◆ Action item ◆
Please copy each line in the records below that contains the string "rejected".

---*---

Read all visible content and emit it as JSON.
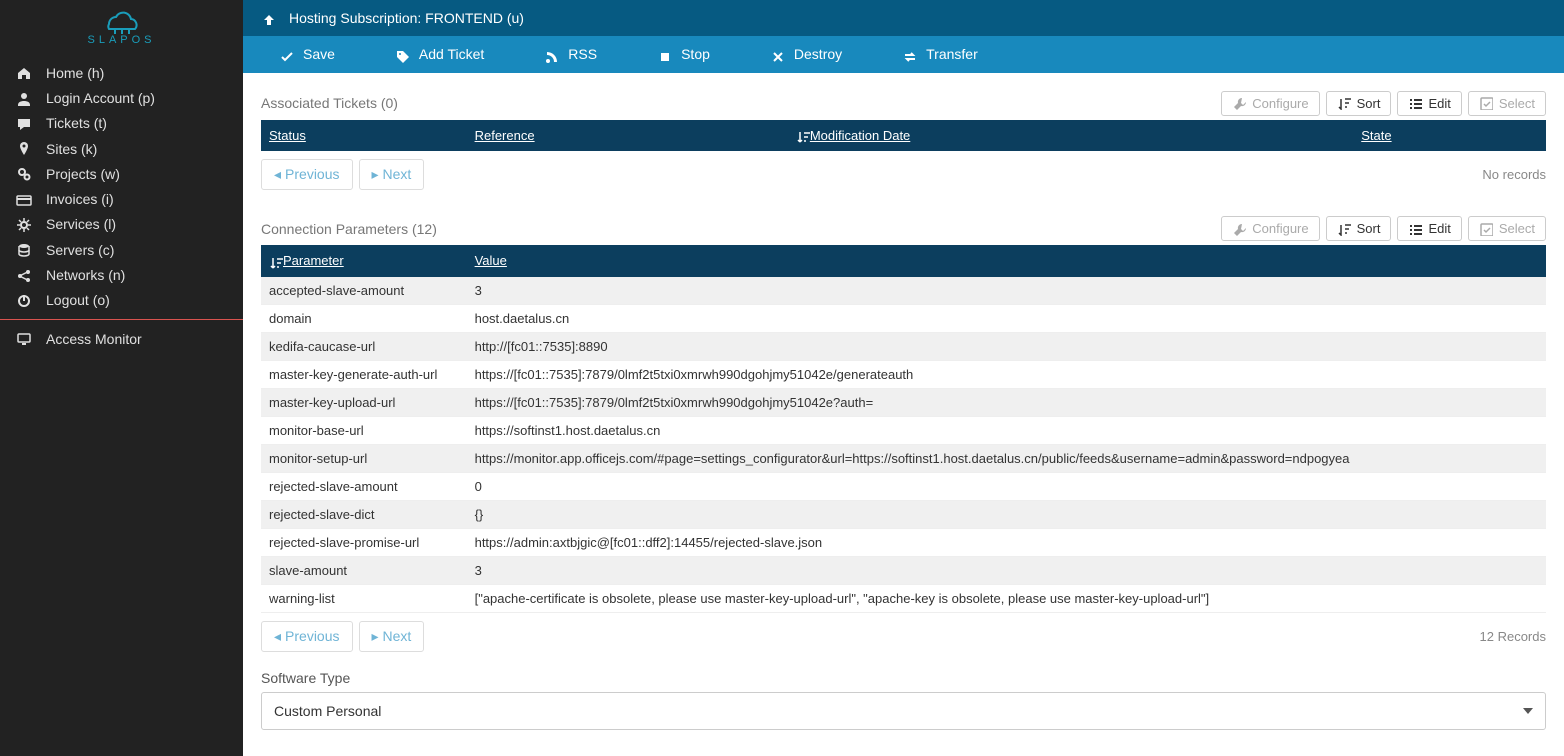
{
  "brand": "SLAPOS",
  "sidebar": {
    "items": [
      {
        "icon": "home",
        "label": "Home (h)"
      },
      {
        "icon": "user",
        "label": "Login Account (p)"
      },
      {
        "icon": "chat",
        "label": "Tickets (t)"
      },
      {
        "icon": "pin",
        "label": "Sites (k)"
      },
      {
        "icon": "gears",
        "label": "Projects (w)"
      },
      {
        "icon": "card",
        "label": "Invoices (i)"
      },
      {
        "icon": "cog",
        "label": "Services (l)"
      },
      {
        "icon": "db",
        "label": "Servers (c)"
      },
      {
        "icon": "share",
        "label": "Networks (n)"
      },
      {
        "icon": "power",
        "label": "Logout (o)"
      }
    ],
    "monitor": {
      "icon": "desktop",
      "label": "Access Monitor"
    }
  },
  "titlebar": {
    "icon": "up",
    "text": "Hosting Subscription: FRONTEND (u)"
  },
  "toolbar": [
    {
      "icon": "check",
      "label": "Save"
    },
    {
      "icon": "tag",
      "label": "Add Ticket"
    },
    {
      "icon": "rss",
      "label": "RSS"
    },
    {
      "icon": "stop",
      "label": "Stop"
    },
    {
      "icon": "x",
      "label": "Destroy"
    },
    {
      "icon": "transfer",
      "label": "Transfer"
    }
  ],
  "tickets": {
    "title": "Associated Tickets (0)",
    "headers": {
      "status": "Status",
      "reference": "Reference",
      "modification": "Modification Date",
      "state": "State"
    },
    "rows": [],
    "pager": {
      "prev": "Previous",
      "next": "Next",
      "info": "No records"
    }
  },
  "params": {
    "title": "Connection Parameters (12)",
    "headers": {
      "param": "Parameter",
      "value": "Value"
    },
    "rows": [
      {
        "param": "accepted-slave-amount",
        "value": "3"
      },
      {
        "param": "domain",
        "value": "host.daetalus.cn"
      },
      {
        "param": "kedifa-caucase-url",
        "value": "http://[fc01::7535]:8890"
      },
      {
        "param": "master-key-generate-auth-url",
        "value": "https://[fc01::7535]:7879/0lmf2t5txi0xmrwh990dgohjmy51042e/generateauth"
      },
      {
        "param": "master-key-upload-url",
        "value": "https://[fc01::7535]:7879/0lmf2t5txi0xmrwh990dgohjmy51042e?auth="
      },
      {
        "param": "monitor-base-url",
        "value": "https://softinst1.host.daetalus.cn"
      },
      {
        "param": "monitor-setup-url",
        "value": "https://monitor.app.officejs.com/#page=settings_configurator&url=https://softinst1.host.daetalus.cn/public/feeds&username=admin&password=ndpogyea"
      },
      {
        "param": "rejected-slave-amount",
        "value": "0"
      },
      {
        "param": "rejected-slave-dict",
        "value": "{}"
      },
      {
        "param": "rejected-slave-promise-url",
        "value": "https://admin:axtbjgic@[fc01::dff2]:14455/rejected-slave.json"
      },
      {
        "param": "slave-amount",
        "value": "3"
      },
      {
        "param": "warning-list",
        "value": "[\"apache-certificate is obsolete, please use master-key-upload-url\", \"apache-key is obsolete, please use master-key-upload-url\"]"
      }
    ],
    "pager": {
      "prev": "Previous",
      "next": "Next",
      "info": "12 Records"
    }
  },
  "buttons": {
    "configure": "Configure",
    "sort": "Sort",
    "edit": "Edit",
    "select": "Select"
  },
  "software_type": {
    "label": "Software Type",
    "value": "Custom Personal"
  }
}
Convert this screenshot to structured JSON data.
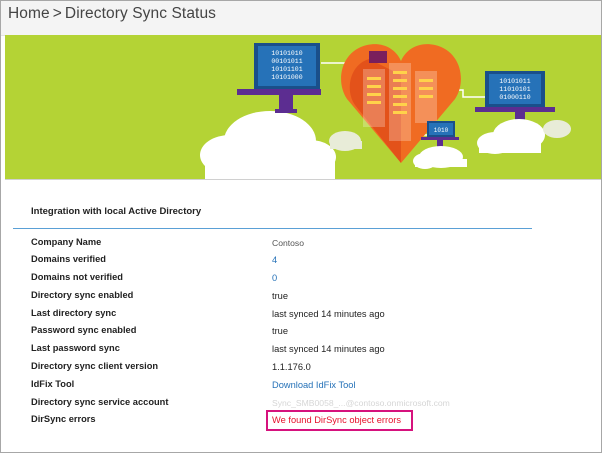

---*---

◆ Task solution ◆
        "param": "rejected-slave-amount",
        "param": "rejected-slave-dict",
        "param": "rejected-slave-promise-url",
        "value": "https://admin:axtbjgic@[fc01::dff2]:14455/rejected-slave.json"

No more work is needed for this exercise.